The Waning of the Middle Ages is likely to appear on agrs list of the ten best books ever written on medieval history, and a plausible argument would place it near the top [it’s one of the all-time best sellers on the subject] … But Huizinga stands alone and remote from the kiddle dialogues in medieval studies.

Like so much medieval reasoning, it has a sweet and childish flavour. Power devolved to competing cabals of nobles and France fell into anarchy.

The Waning of the Middle Ages by Johan Huizinga

It is only towards the end of what feels like a long, dense account of the culture of the late Middle Ages, that Huizinga finally arrives at the subject which, apparently, triggered it — a consideration of the art of van Eyck, Rogier van der Weyden and their contemporaries. For them it was a visible embodiment of the ancestors, of their family and its values and achievements. Opvallend is dat het vooral geconcentreerd is op het Bourgondisch hof en dan gebruikt Huizinga met name kroniekschrijvers uit die regio.


The Waning of the Middle Ages J.

The cause of the war was simple: But with that in mind, I think it’s absolutely still worth reading. It’s Dutch title was Herfsttij der Middeleeuwenwhich translates directly to The Autumn of the Middle Ages an evocative enough title, to be sure. Burckhardtian in its attempt to capture the “mood” of huizinfa late middle ages, but based on a number of false premises primarily, that the Renaissance was in any way secular, and that it lacked hhuizinga with the culture of the middle ages, which apparently decayed and actually went away entirely that add up to a distorted and unhistorical picture of the era.
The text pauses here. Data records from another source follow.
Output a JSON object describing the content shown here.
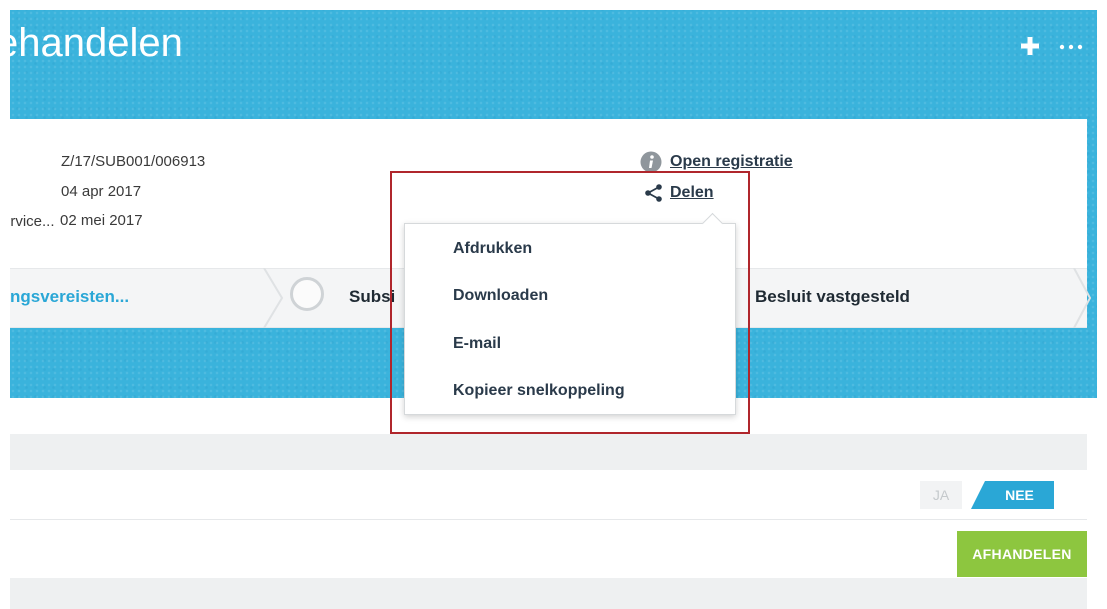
{
  "header": {
    "title": "ehandelen"
  },
  "details": {
    "case_number": "Z/17/SUB001/006913",
    "date_1": "04 apr 2017",
    "label_3": "Service...",
    "date_2": "02 mei 2017"
  },
  "actions": {
    "open_registration": "Open registratie",
    "share": "Delen"
  },
  "steps": {
    "step_1": "ngsvereisten...",
    "step_2": "Subsi",
    "step_3": "Besluit vastgesteld"
  },
  "share_menu": {
    "items": [
      "Afdrukken",
      "Downloaden",
      "E-mail",
      "Kopieer snelkoppeling"
    ]
  },
  "toggle": {
    "ja": "JA",
    "nee": "NEE",
    "selected": "NEE"
  },
  "buttons": {
    "afhandelen": "AFHANDELEN"
  },
  "colors": {
    "banner": "#3ab3dc",
    "accent_blue": "#2aa7d6",
    "green": "#8dc63f",
    "highlight_red": "#b0262c"
  }
}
Even after so long, this is a key book for examining Western Europe between the Black Death and the Reformation. Huizinga’s views are very provocative but sometimes far-fetched. Todos estos cambios se fueron gestando poco a poco en etapas anteriores.
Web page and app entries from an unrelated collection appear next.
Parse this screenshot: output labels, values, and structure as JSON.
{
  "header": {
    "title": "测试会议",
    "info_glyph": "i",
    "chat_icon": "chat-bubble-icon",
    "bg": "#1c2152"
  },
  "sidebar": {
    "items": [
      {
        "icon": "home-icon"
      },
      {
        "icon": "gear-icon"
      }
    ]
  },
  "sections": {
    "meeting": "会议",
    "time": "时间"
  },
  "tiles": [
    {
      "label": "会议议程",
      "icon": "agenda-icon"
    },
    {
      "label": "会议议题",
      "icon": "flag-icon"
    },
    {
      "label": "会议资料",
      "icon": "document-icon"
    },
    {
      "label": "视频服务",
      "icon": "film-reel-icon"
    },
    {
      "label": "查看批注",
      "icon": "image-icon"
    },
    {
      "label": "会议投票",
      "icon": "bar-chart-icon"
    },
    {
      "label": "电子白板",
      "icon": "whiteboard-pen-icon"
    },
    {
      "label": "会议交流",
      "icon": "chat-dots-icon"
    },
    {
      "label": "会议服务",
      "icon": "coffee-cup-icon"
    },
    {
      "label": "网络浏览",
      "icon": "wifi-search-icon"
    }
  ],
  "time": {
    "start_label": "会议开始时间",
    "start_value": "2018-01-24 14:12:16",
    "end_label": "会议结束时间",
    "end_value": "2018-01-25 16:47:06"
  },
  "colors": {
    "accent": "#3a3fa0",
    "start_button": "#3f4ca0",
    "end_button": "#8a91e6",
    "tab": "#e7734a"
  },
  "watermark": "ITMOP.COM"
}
I found I had to focus on reading pages a night for a couple of weeks. wanlng

Is this source a bit dated? Without hurry, without rest, the human spirit goes forth from the beginning to embody every faculty, every thought, every emotion, which belongs to it in appropriate events.

It’s an important book in that Huizinga fleshes out the mentality late medieval Burgundy on the brink of the Renaissance as shown through its chronicles, religious expression, art, poetry and emerging literature.
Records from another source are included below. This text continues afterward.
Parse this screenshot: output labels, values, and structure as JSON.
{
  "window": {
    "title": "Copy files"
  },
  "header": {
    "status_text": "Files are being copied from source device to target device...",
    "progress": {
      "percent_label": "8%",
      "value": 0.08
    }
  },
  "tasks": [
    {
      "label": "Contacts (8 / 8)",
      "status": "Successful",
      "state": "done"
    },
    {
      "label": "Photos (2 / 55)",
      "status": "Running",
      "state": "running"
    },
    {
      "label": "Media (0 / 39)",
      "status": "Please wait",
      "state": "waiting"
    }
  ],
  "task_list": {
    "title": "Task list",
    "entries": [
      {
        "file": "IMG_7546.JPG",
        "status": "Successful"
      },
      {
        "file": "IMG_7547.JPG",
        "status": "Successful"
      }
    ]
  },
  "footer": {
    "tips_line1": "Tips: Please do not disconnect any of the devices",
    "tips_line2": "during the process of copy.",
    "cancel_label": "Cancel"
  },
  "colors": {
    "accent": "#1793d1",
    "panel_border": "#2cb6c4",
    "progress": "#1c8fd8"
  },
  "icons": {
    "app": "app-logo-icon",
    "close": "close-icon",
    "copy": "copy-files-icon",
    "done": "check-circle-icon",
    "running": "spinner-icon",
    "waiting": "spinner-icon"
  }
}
Among other topics, the author examines the violent tenor of medieval life, the idea of chivalry, the conventions of love, religious life, the vision of death, the symbolism that pervaded medieval life, and aesthetic sentiment.


The peasant majority existed solely to produce the food eaten by the myriad employees of the Church, and by the aristocracy and the king. Apologies for the grumpy review — but I’ll let it stand. Helpless old women or sassy young women who stepped out of line, or in fact had often done nothing at all, could quickly find themselves short-circuiting the anxiety of an entire culture, instantly blamed for every bad harvest, illness and death which had happened anywhere near them. No science, no medicine, no economics, no political science, no sociology or linguistics or anthropology, no hard or social sciences at all.

To write of the waning of an era in European history, an era which lasted several centuries, or by some reckonings, a thousand years, and to render the subject of the narrative as the fading away of this immense span of time, of human endeavor, human art – of millions of lives slowly fading into an irrevocable past … well, I love the title. Huizinga quotes from a wide selection of 15th century poets, historians and chroniclers, and goes on to point out that: Once again a threat to any part was a threat to the whole ornate edifice of belief which sustained everyone and so even a small threat prompted hysterical over-reaction.

But that effect is largely lost because of the abundance of examples, most of which are peppered with quotes from the old French.

Inexactitude, credulity, levity, inconsistency, are common features of medieval reasoning. This is an edited version.

It’s hard not to think of Foucault as one meanders through three hundred pages of tossed off hhizinga if how people thought about allegories five hundred years ago in northern france.